Problem description » Below are records to repeat exactly; copy them without the pictures.

***

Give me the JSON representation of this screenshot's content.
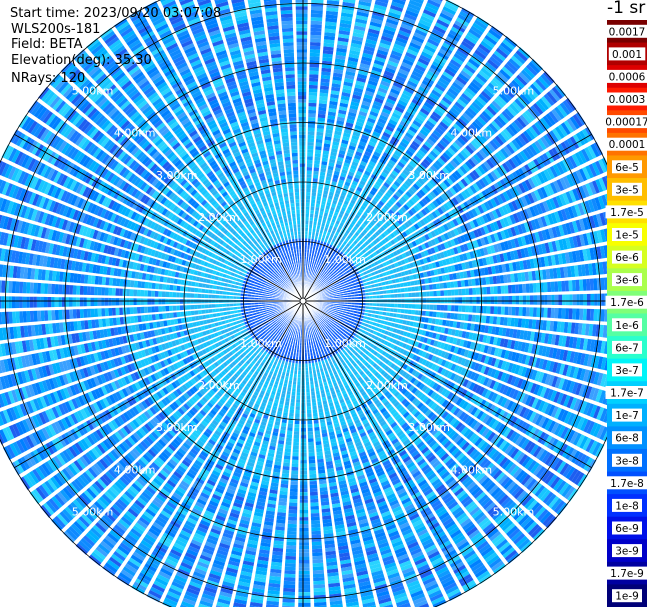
{
  "info": {
    "start_time": "Start time: 2023/09/20 03:07:08",
    "device": "WLS200s-181",
    "field": "Field: BETA",
    "elevation": "Elevation(deg): 35.30",
    "nrays": "NRays: 120"
  },
  "colorbar": {
    "unit": "-1 sr",
    "entries": [
      {
        "label": "0.0017",
        "color": "#7a0000",
        "text_color": "#ffffff"
      },
      {
        "label": "0.001",
        "color": "#b00000",
        "text_color": "#ffffff"
      },
      {
        "label": "0.0006",
        "color": "#dd0000",
        "text_color": "#ffffff"
      },
      {
        "label": "0.0003",
        "color": "#ff1a00",
        "text_color": "#ffffff"
      },
      {
        "label": "0.00017",
        "color": "#ff4a00",
        "text_color": "#000000"
      },
      {
        "label": "0.0001",
        "color": "#ff7300",
        "text_color": "#000000"
      },
      {
        "label": "6e-5",
        "color": "#ff9900",
        "text_color": "#000000"
      },
      {
        "label": "3e-5",
        "color": "#ffbe00",
        "text_color": "#000000"
      },
      {
        "label": "1.7e-5",
        "color": "#ffe000",
        "text_color": "#000000"
      },
      {
        "label": "1e-5",
        "color": "#f8ff00",
        "text_color": "#000000"
      },
      {
        "label": "6e-6",
        "color": "#d6ff20",
        "text_color": "#000000"
      },
      {
        "label": "3e-6",
        "color": "#aaff4c",
        "text_color": "#000000"
      },
      {
        "label": "1.7e-6",
        "color": "#80ff78",
        "text_color": "#000000"
      },
      {
        "label": "1e-6",
        "color": "#55ffa3",
        "text_color": "#000000"
      },
      {
        "label": "6e-7",
        "color": "#2affcd",
        "text_color": "#000000"
      },
      {
        "label": "3e-7",
        "color": "#00f4f8",
        "text_color": "#000000"
      },
      {
        "label": "1.7e-7",
        "color": "#00d0ff",
        "text_color": "#000000"
      },
      {
        "label": "1e-7",
        "color": "#00b0ff",
        "text_color": "#000000"
      },
      {
        "label": "6e-8",
        "color": "#0090ff",
        "text_color": "#000000"
      },
      {
        "label": "3e-8",
        "color": "#0070ff",
        "text_color": "#000000"
      },
      {
        "label": "1.7e-8",
        "color": "#0050ff",
        "text_color": "#000000"
      },
      {
        "label": "1e-8",
        "color": "#0030ff",
        "text_color": "#000000"
      },
      {
        "label": "6e-9",
        "color": "#0010e8",
        "text_color": "#000000"
      },
      {
        "label": "3e-9",
        "color": "#0000c8",
        "text_color": "#000000"
      },
      {
        "label": "1.7e-9",
        "color": "#0000a0",
        "text_color": "#000000"
      },
      {
        "label": "1e-9",
        "color": "#000078",
        "text_color": "#000000"
      }
    ]
  },
  "chart_data": {
    "type": "heatmap",
    "projection": "polar (PPI scan)",
    "field": "BETA",
    "elevation_deg": 35.3,
    "n_rays": 120,
    "range_rings_km": [
      1.0,
      2.0,
      3.0,
      4.0,
      5.0
    ],
    "ring_labels": [
      "1.00km",
      "2.00km",
      "3.00km",
      "4.00km",
      "5.00km"
    ],
    "max_range_km": 5.6,
    "spoke_angles_deg": [
      0,
      30,
      60,
      90,
      120,
      150,
      180,
      210,
      240,
      270,
      300,
      330
    ],
    "grid": true,
    "dominant_value_range": [
      "1e-8",
      "1.7e-7"
    ],
    "near_range_values": "about 3e-8 inside 1 km, about 1.7e-7 between 1 and 2 km, mixed 1e-8 to 1.7e-7 beyond 2 km",
    "colormap": "jet"
  }
}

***

Solution to this task »
Give me the JSON representation of this screenshot's content.
{
  "info": {
    "start_time": "Start time: 2023/09/20 03:07:08",
    "device": "WLS200s-181",
    "field": "Field: BETA",
    "elevation": "Elevation(deg): 35.30",
    "nrays": "NRays: 120"
  },
  "colorbar": {
    "unit": "-1 sr",
    "entries": [
      {
        "label": "0.0017",
        "color": "#7a0000",
        "text_color": "#ffffff"
      },
      {
        "label": "0.001",
        "color": "#b00000",
        "text_color": "#ffffff"
      },
      {
        "label": "0.0006",
        "color": "#dd0000",
        "text_color": "#ffffff"
      },
      {
        "label": "0.0003",
        "color": "#ff1a00",
        "text_color": "#ffffff"
      },
      {
        "label": "0.00017",
        "color": "#ff4a00",
        "text_color": "#000000"
      },
      {
        "label": "0.0001",
        "color": "#ff7300",
        "text_color": "#000000"
      },
      {
        "label": "6e-5",
        "color": "#ff9900",
        "text_color": "#000000"
      },
      {
        "label": "3e-5",
        "color": "#ffbe00",
        "text_color": "#000000"
      },
      {
        "label": "1.7e-5",
        "color": "#ffe000",
        "text_color": "#000000"
      },
      {
        "label": "1e-5",
        "color": "#f8ff00",
        "text_color": "#000000"
      },
      {
        "label": "6e-6",
        "color": "#d6ff20",
        "text_color": "#000000"
      },
      {
        "label": "3e-6",
        "color": "#aaff4c",
        "text_color": "#000000"
      },
      {
        "label": "1.7e-6",
        "color": "#80ff78",
        "text_color": "#000000"
      },
      {
        "label": "1e-6",
        "color": "#55ffa3",
        "text_color": "#000000"
      },
      {
        "label": "6e-7",
        "color": "#2affcd",
        "text_color": "#000000"
      },
      {
        "label": "3e-7",
        "color": "#00f4f8",
        "text_color": "#000000"
      },
      {
        "label": "1.7e-7",
        "color": "#00d0ff",
        "text_color": "#000000"
      },
      {
        "label": "1e-7",
        "color": "#00b0ff",
        "text_color": "#000000"
      },
      {
        "label": "6e-8",
        "color": "#0090ff",
        "text_color": "#000000"
      },
      {
        "label": "3e-8",
        "color": "#0070ff",
        "text_color": "#000000"
      },
      {
        "label": "1.7e-8",
        "color": "#0050ff",
        "text_color": "#000000"
      },
      {
        "label": "1e-8",
        "color": "#0030ff",
        "text_color": "#000000"
      },
      {
        "label": "6e-9",
        "color": "#0010e8",
        "text_color": "#000000"
      },
      {
        "label": "3e-9",
        "color": "#0000c8",
        "text_color": "#000000"
      },
      {
        "label": "1.7e-9",
        "color": "#0000a0",
        "text_color": "#000000"
      },
      {
        "label": "1e-9",
        "color": "#000078",
        "text_color": "#000000"
      }
    ]
  },
  "chart_data": {
    "type": "heatmap",
    "projection": "polar (PPI scan)",
    "field": "BETA",
    "elevation_deg": 35.3,
    "n_rays": 120,
    "range_rings_km": [
      1.0,
      2.0,
      3.0,
      4.0,
      5.0
    ],
    "ring_labels": [
      "1.00km",
      "2.00km",
      "3.00km",
      "4.00km",
      "5.00km"
    ],
    "max_range_km": 5.6,
    "spoke_angles_deg": [
      0,
      30,
      60,
      90,
      120,
      150,
      180,
      210,
      240,
      270,
      300,
      330
    ],
    "grid": true,
    "dominant_value_range": [
      "1e-8",
      "1.7e-7"
    ],
    "near_range_values": "about 3e-8 inside 1 km, about 1.7e-7 between 1 and 2 km, mixed 1e-8 to 1.7e-7 beyond 2 km",
    "colormap": "jet"
  }
}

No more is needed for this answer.